Segment Open

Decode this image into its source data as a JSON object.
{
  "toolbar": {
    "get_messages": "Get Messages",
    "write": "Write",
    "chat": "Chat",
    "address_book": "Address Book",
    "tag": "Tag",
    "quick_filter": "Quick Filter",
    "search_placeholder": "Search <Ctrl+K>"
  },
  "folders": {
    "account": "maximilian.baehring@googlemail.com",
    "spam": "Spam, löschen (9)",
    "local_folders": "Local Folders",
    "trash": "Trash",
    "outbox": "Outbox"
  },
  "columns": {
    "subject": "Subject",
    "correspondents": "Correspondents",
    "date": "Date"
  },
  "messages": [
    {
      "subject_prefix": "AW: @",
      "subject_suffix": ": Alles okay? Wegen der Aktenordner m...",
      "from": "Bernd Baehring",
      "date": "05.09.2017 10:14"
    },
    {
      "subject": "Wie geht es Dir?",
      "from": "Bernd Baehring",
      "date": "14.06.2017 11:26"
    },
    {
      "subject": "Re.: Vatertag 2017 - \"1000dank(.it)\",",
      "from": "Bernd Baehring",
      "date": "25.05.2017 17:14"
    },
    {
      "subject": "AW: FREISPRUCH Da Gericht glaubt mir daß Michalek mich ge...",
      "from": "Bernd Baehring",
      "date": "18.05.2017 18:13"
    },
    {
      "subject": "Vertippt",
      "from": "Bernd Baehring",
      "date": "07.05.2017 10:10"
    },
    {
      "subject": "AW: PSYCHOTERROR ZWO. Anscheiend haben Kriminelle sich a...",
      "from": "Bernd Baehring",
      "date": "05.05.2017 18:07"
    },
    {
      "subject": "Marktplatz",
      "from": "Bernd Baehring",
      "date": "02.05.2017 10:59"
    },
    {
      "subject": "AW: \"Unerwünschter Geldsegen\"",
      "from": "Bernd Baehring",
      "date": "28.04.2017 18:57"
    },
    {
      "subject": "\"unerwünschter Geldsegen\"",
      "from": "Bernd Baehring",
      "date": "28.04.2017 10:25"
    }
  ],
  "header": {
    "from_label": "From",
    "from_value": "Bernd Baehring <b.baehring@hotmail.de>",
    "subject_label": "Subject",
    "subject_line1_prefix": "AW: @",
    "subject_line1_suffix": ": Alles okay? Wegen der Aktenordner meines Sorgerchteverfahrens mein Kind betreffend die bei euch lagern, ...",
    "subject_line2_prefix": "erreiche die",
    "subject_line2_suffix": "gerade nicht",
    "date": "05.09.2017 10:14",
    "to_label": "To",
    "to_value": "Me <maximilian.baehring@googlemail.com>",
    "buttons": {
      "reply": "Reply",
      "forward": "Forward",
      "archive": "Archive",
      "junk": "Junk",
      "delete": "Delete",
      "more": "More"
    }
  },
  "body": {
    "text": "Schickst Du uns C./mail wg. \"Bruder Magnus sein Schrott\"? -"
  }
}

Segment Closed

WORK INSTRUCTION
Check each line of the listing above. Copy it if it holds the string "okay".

THE COMPLETED TASK
      "subject_suffix": ": Alles okay? Wegen der Aktenordner m...",
    "subject_line1_suffix": ": Alles okay? Wegen der Aktenordner meines Sorgerchteverfahrens mein Kind betreffend die bei euch lagern, ...",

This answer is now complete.